by S.Giridhar, Head - Advocacy and Research
|Moin Pasha is back in Mainstream School after Chinnara Angala [Bridge School], Maddur,June 2002. Doordarshan featured him in their programme after an article on him by Mr. S. Giridhar of the Foundation.|
Chinnara Angala is the bridge school run by the Government of Karnataka for children who are out of school (or have dropped out) so that they are in a position to join main stream schools when the new academic year begins in June.
In May, I visited the Chinnara Angala at the Government Higher Primary School in Maddur. In a class of about 23 children that day, one boy stood out. Moin Pasha, aged 11, dropped out in class V last year. Undernourished, very thin and small for his age, his eyes were bright and sharp. He read fast and wrote even faster. The regular school going children of his age may have problems with arithmetic but he had the flair to sums that I started tossing at him. The energetic Block Resource Coordinator there, Ms. ‘Nalini, is proud of him. She keeps saying that the boy is brilliant but gets bored easily.
Moin is the eldest of four children of a small time watch repairer in Maddur. That day when I left the school, I carried back the vivid image of a boy bright and vibrant and who I wished would go back to regular school.
A week went by. I got sucked into routine but the vision of Moin at Chinnara Angala kept coming back to me. Unable to hold off any longer, I went back to the next Friday to the Government School in Maddur. Chinnara Angala was over, regular school had commenced. I asked the teachers and the head master about Moin. No firm replies. Someone told me, “Check at the Urdu school”. But Urdu schools are closed on Fridays. I decided not to leave Maddur till I saw Moin.
I asked shopkeepers on the busy market road about the boy.
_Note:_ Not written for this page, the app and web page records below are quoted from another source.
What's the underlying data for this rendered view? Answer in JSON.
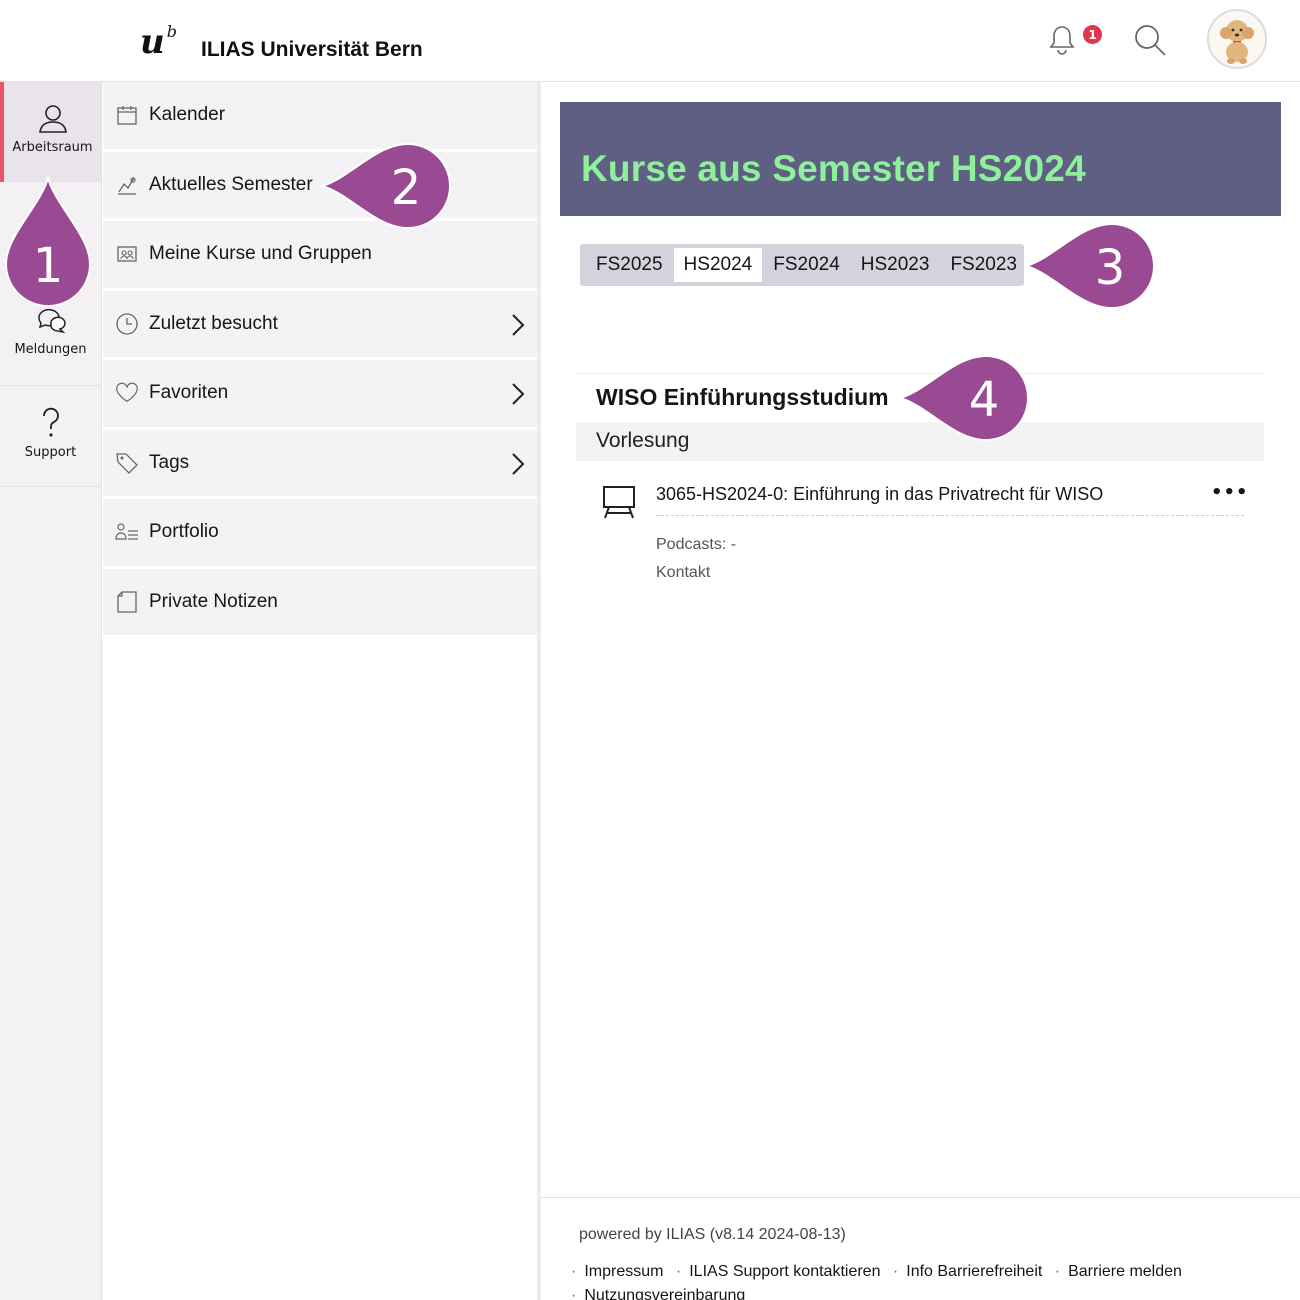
{
  "header": {
    "logo_letter": "u",
    "logo_sup": "b",
    "app_title": "ILIAS Universität Bern",
    "notification_count": "1"
  },
  "mainbar": {
    "items": [
      {
        "label": "Arbeitsraum"
      },
      {
        "label": "Meldungen"
      },
      {
        "label": "Support"
      }
    ]
  },
  "slate": {
    "items": [
      {
        "label": "Kalender"
      },
      {
        "label": "Aktuelles Semester"
      },
      {
        "label": "Meine Kurse und Gruppen"
      },
      {
        "label": "Zuletzt besucht"
      },
      {
        "label": "Favoriten"
      },
      {
        "label": "Tags"
      },
      {
        "label": "Portfolio"
      },
      {
        "label": "Private Notizen"
      }
    ]
  },
  "content": {
    "title": "Kurse aus Semester HS2024",
    "tabs": [
      {
        "label": "FS2025"
      },
      {
        "label": "HS2024"
      },
      {
        "label": "FS2024"
      },
      {
        "label": "HS2023"
      },
      {
        "label": "FS2023"
      }
    ],
    "active_tab": "HS2024",
    "group_title": "WISO Einführungsstudium",
    "subgroup_title": "Vorlesung",
    "course": {
      "title": "3065-HS2024-0: Einführung in das Privatrecht für WISO",
      "actions": "•••",
      "prop_podcasts": "Podcasts: -",
      "prop_contact": "Kontakt"
    }
  },
  "footer": {
    "powered": "powered by ILIAS (v8.14 2024-08-13)",
    "links": [
      "Impressum",
      "ILIAS Support kontaktieren",
      "Info Barrierefreiheit",
      "Barriere melden",
      "Nutzungsvereinbarung"
    ]
  },
  "callouts": [
    "1",
    "2",
    "3",
    "4"
  ],
  "colors": {
    "callout": "#9a4a92",
    "banner": "#5f5f84",
    "banner_title": "#8ef09a",
    "active_indicator": "#e8546a",
    "badge": "#e0374e"
  }
}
All I knew was that Moin Pasha’s father was a watch repairer. Suddenly Maddur seemed to have too many watch repair shops. On my third strike I made progress. The abrasive young owner told me that I must be looking for Umar Pasha! I now had a lead and I started asking for Umar Pasha. And soon I had another young person direct me to a street where he thought Pasha did his business. No one there.
As I hung around, unwilling to accept defeat, someone came along asking if I meant the Pasha with long hair! If I said “no” I knew my search would not progress and so I said “yes”. Go straight and take the sixth turn on your right. I reached a small grocery shop. No watch repairer there, but the man sitting there with his wife was the Umar Pasha that I was looking for! I asked him about Moin. At school, he said. But it is Friday and the Urdu school is closed, I replied. At this Umar smiled and told me that Moin had admitted himself to Kasturba Higher Primary School. He said this almost as if Moin must be mad to do that.
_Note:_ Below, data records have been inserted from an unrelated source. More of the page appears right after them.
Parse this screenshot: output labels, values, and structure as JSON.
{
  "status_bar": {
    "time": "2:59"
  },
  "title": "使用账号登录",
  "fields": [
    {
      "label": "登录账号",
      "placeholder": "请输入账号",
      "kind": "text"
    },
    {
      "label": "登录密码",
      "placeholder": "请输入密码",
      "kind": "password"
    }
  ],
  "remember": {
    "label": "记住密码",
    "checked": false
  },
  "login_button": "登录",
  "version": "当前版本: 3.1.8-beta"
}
I entered the compound of an extremely well kept school. I popped my head into Class VI C and there on the second row was Moin. He saw me and grinned widely. He wore the same shirt that I saw him in the last time, only the tear on the left shoulder was bigger. He looked thinner, but the sparkle in his eye was a lot brighter. I asked the teacher if I could spend a minute with Moin. Sure. I put an arm around the thin shoulders and all I told him was that he must now study well and without a break. Moin’s Kannada is as fluent as his Urdu. In fact at the Chinnara Angala he even spoke for the volunteer teachers when they were o too shy to reply to some questions. He told me that he would soon learn English too. His confidence in himself is amazing.
I walked right across the compound to meet Mr. Boraiah, founder Head Master of the school for 33 years. He welcomed with grace. When I spoke to him about Moin, he quickly got all the records. He promised me that the school would do its best for him and then proudly added that in the last two years the school had admitted ten children from Chinnara Angala.
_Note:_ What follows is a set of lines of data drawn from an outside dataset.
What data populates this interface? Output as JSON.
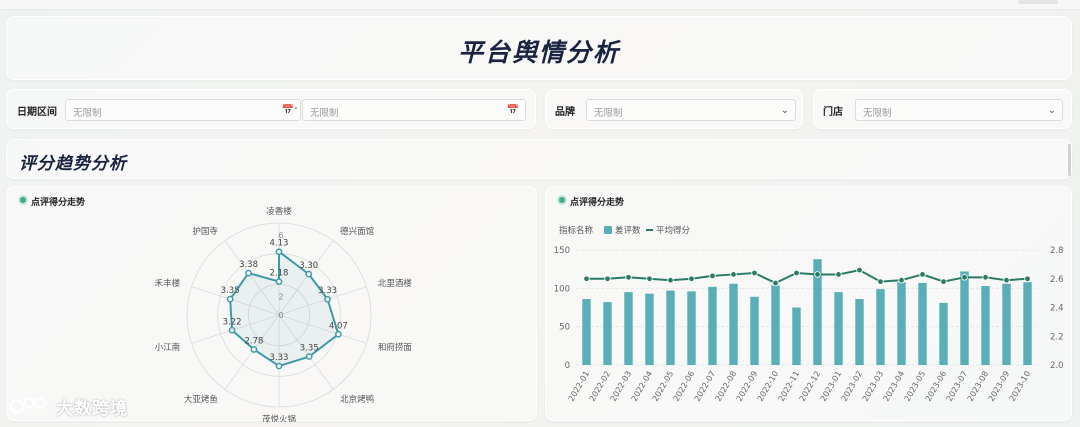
{
  "page": {
    "title": "平台舆情分析"
  },
  "filters": {
    "date_label": "日期区间",
    "date_start_placeholder": "无限制",
    "date_separator": "-",
    "date_end_placeholder": "无限制",
    "brand_label": "品牌",
    "brand_placeholder": "无限制",
    "store_label": "门店",
    "store_placeholder": "无限制"
  },
  "section": {
    "title": "评分趋势分析"
  },
  "radar_card": {
    "title": "点评得分走势"
  },
  "bar_card": {
    "title": "点评得分走势"
  },
  "watermark": {
    "text": "大数跨境"
  },
  "chart_data": [
    {
      "type": "radar",
      "categories": [
        "凌香楼",
        "德兴面馆",
        "北里酒楼",
        "和府捞面",
        "北京烤鸭",
        "茂悦火锅",
        "大亚烤鱼",
        "小江南",
        "禾丰楼",
        "护国寺"
      ],
      "values": [
        4.13,
        3.3,
        3.33,
        4.07,
        3.35,
        3.33,
        2.78,
        3.22,
        3.35,
        3.38,
        2.18
      ],
      "value_labels": [
        "4.13",
        "3.30",
        "3.33",
        "4.07",
        "3.35",
        "3.33",
        "2.78",
        "3.22",
        "3.35",
        "3.38",
        "2.18"
      ],
      "ticks": [
        "6",
        "2",
        "0"
      ],
      "rmax": 6,
      "color": "#3f9aa8"
    },
    {
      "type": "bar+line",
      "legend_title": "指标名称",
      "categories": [
        "2022-01",
        "2022-02",
        "2022-03",
        "2022-04",
        "2022-05",
        "2022-06",
        "2022-07",
        "2022-08",
        "2022-09",
        "2022-10",
        "2022-11",
        "2022-12",
        "2023-01",
        "2023-02",
        "2023-03",
        "2023-04",
        "2023-05",
        "2023-06",
        "2023-07",
        "2023-08",
        "2023-09",
        "2023-10"
      ],
      "series": [
        {
          "name": "差评数",
          "type": "bar",
          "axis": "left",
          "color": "#5aaeb8",
          "values": [
            86,
            82,
            95,
            93,
            97,
            96,
            102,
            106,
            89,
            104,
            75,
            138,
            95,
            86,
            99,
            108,
            107,
            81,
            122,
            103,
            106,
            108
          ]
        },
        {
          "name": "平均得分",
          "type": "line",
          "axis": "right",
          "color": "#2b7a66",
          "values": [
            2.6,
            2.6,
            2.61,
            2.6,
            2.59,
            2.6,
            2.62,
            2.63,
            2.64,
            2.57,
            2.64,
            2.63,
            2.63,
            2.66,
            2.58,
            2.59,
            2.63,
            2.58,
            2.61,
            2.61,
            2.59,
            2.6
          ]
        }
      ],
      "y_left": {
        "min": 0,
        "max": 150,
        "ticks": [
          "0",
          "50",
          "100",
          "150"
        ]
      },
      "y_right": {
        "min": 2.0,
        "max": 2.8,
        "ticks": [
          "2.0",
          "2.2",
          "2.4",
          "2.6",
          "2.8"
        ]
      }
    }
  ]
}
For me, the story of Moin is the story of Chinnara Angala.
This article appeared in Deccan Herald, issue dated July 12, 2002